• WORK ITEM: Omitting all pictures, retype the entries below exactly as given.

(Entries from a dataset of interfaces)
^^^^

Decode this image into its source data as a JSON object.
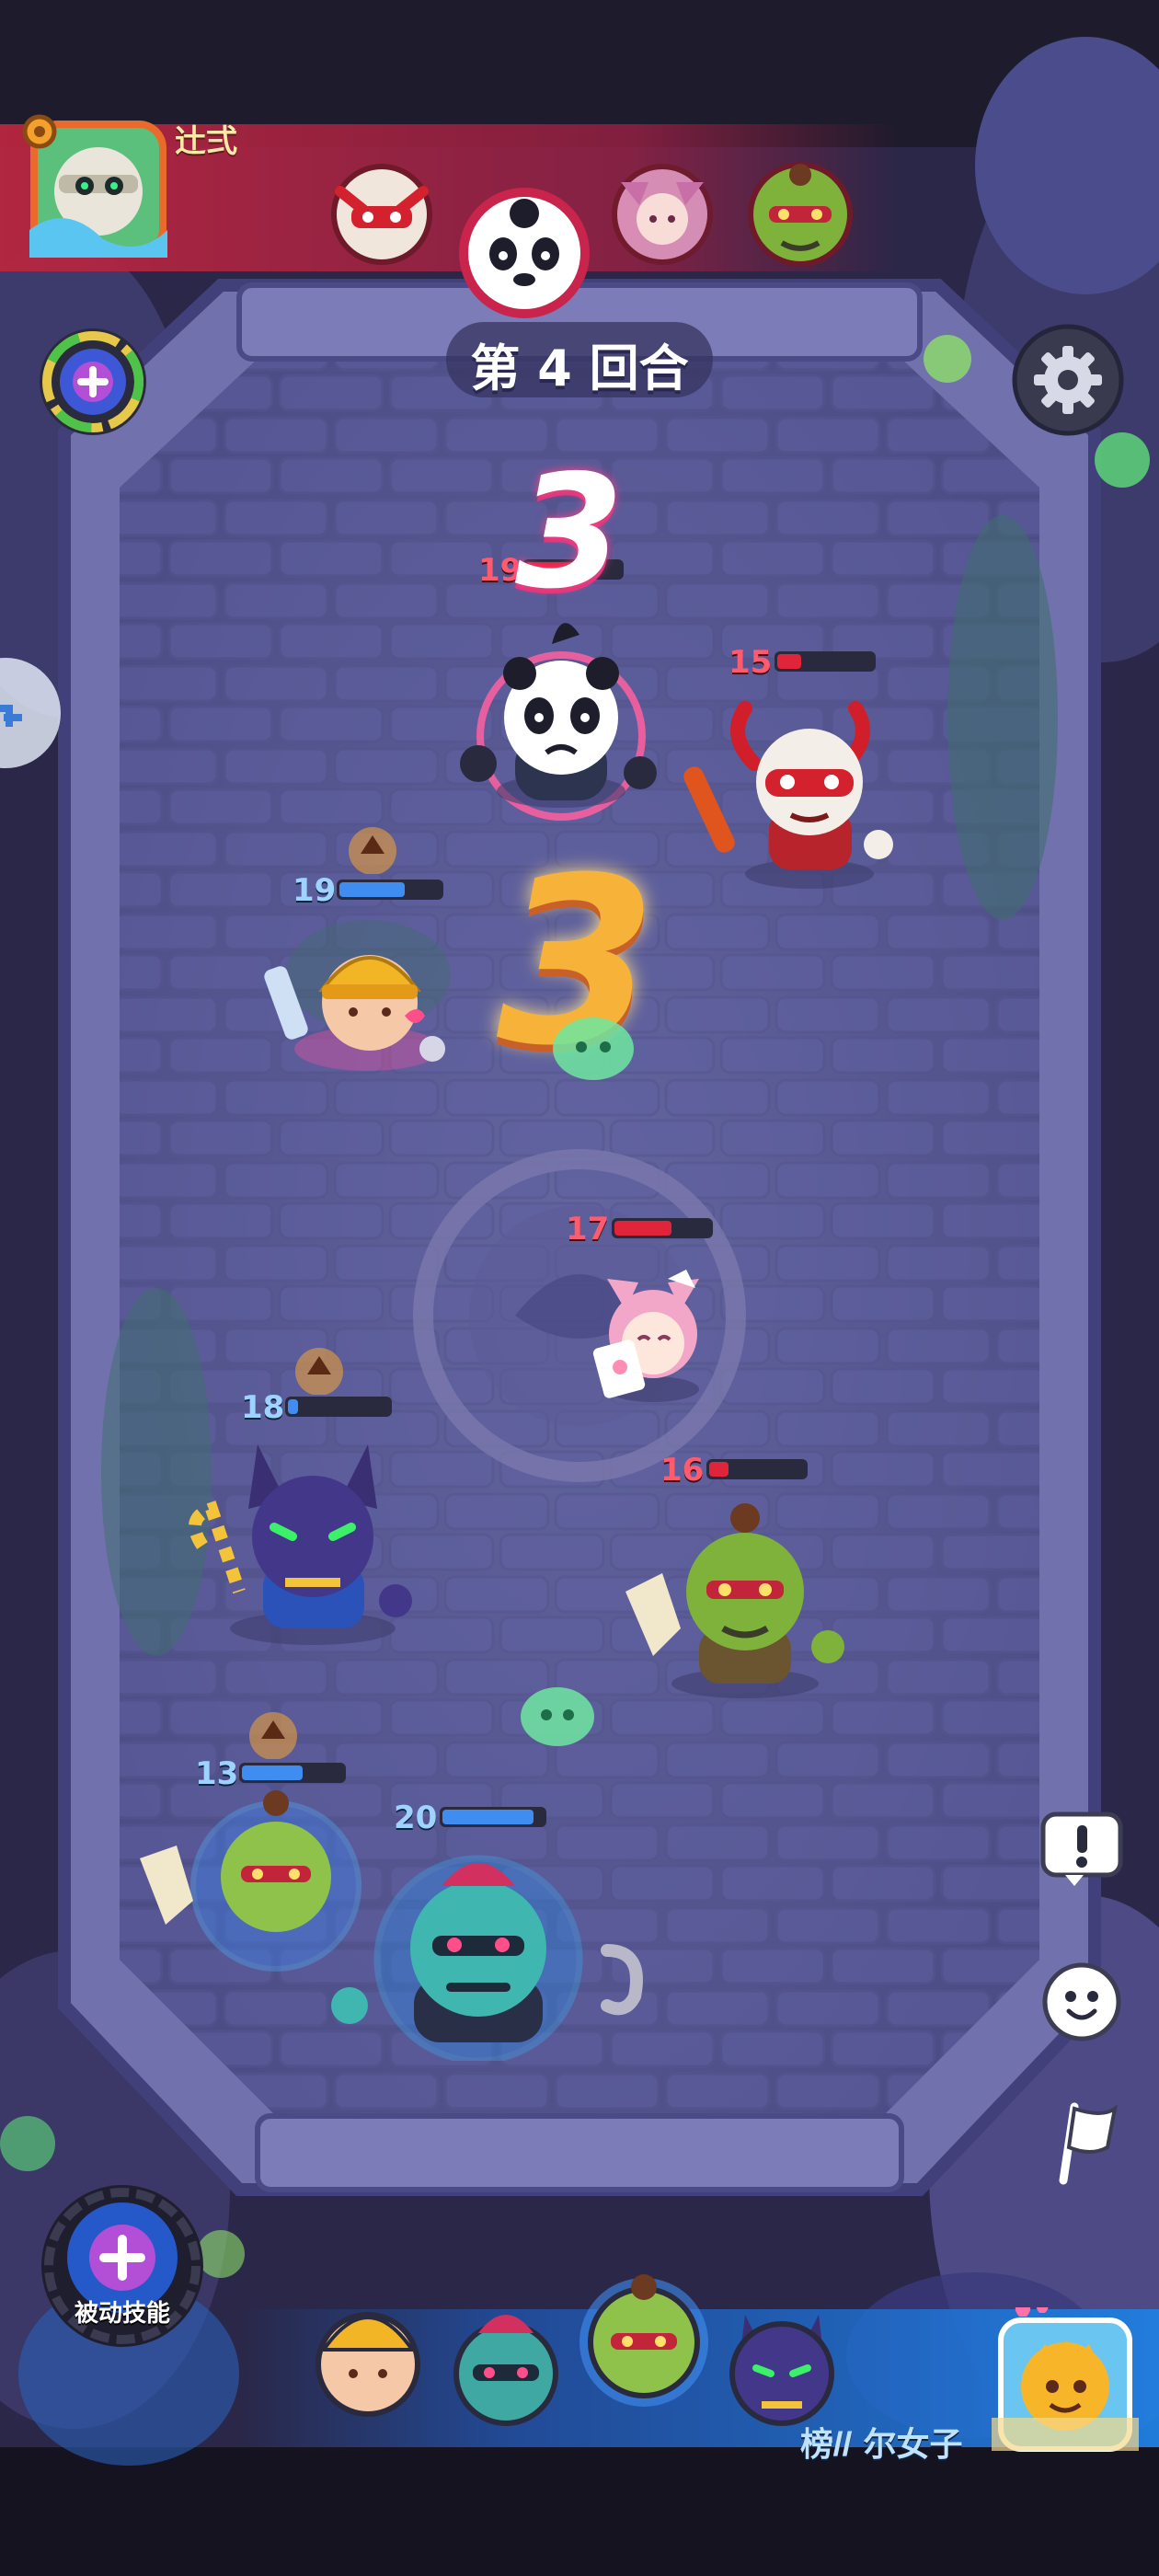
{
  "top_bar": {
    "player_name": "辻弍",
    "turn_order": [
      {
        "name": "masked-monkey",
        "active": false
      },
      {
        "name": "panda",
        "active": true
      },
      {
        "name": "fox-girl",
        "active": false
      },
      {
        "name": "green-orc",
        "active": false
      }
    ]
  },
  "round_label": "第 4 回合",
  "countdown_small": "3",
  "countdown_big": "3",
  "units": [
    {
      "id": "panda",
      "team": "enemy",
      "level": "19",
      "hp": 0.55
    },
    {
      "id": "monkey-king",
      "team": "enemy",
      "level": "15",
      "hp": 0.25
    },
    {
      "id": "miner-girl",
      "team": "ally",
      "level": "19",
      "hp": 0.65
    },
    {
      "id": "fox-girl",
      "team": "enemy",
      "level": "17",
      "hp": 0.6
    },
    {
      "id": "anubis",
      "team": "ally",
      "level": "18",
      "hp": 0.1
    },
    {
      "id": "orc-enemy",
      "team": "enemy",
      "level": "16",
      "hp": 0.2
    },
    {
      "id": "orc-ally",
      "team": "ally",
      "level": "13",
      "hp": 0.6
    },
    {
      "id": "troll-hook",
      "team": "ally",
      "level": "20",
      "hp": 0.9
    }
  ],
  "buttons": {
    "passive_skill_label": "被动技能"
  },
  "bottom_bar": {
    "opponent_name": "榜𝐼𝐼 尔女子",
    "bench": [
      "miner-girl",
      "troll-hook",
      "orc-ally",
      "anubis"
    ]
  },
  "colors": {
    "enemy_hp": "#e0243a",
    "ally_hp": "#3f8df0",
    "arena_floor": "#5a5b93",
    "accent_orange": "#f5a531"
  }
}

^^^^

• ANSWER SECTION:
Decode this image into its source data as a JSON object.
{
  "top_bar": {
    "player_name": "辻弍",
    "turn_order": [
      {
        "name": "masked-monkey",
        "active": false
      },
      {
        "name": "panda",
        "active": true
      },
      {
        "name": "fox-girl",
        "active": false
      },
      {
        "name": "green-orc",
        "active": false
      }
    ]
  },
  "round_label": "第 4 回合",
  "countdown_small": "3",
  "countdown_big": "3",
  "units": [
    {
      "id": "panda",
      "team": "enemy",
      "level": "19",
      "hp": 0.55
    },
    {
      "id": "monkey-king",
      "team": "enemy",
      "level": "15",
      "hp": 0.25
    },
    {
      "id": "miner-girl",
      "team": "ally",
      "level": "19",
      "hp": 0.65
    },
    {
      "id": "fox-girl",
      "team": "enemy",
      "level": "17",
      "hp": 0.6
    },
    {
      "id": "anubis",
      "team": "ally",
      "level": "18",
      "hp": 0.1
    },
    {
      "id": "orc-enemy",
      "team": "enemy",
      "level": "16",
      "hp": 0.2
    },
    {
      "id": "orc-ally",
      "team": "ally",
      "level": "13",
      "hp": 0.6
    },
    {
      "id": "troll-hook",
      "team": "ally",
      "level": "20",
      "hp": 0.9
    }
  ],
  "buttons": {
    "passive_skill_label": "被动技能"
  },
  "bottom_bar": {
    "opponent_name": "榜𝐼𝐼 尔女子",
    "bench": [
      "miner-girl",
      "troll-hook",
      "orc-ally",
      "anubis"
    ]
  },
  "colors": {
    "enemy_hp": "#e0243a",
    "ally_hp": "#3f8df0",
    "arena_floor": "#5a5b93",
    "accent_orange": "#f5a531"
  }
}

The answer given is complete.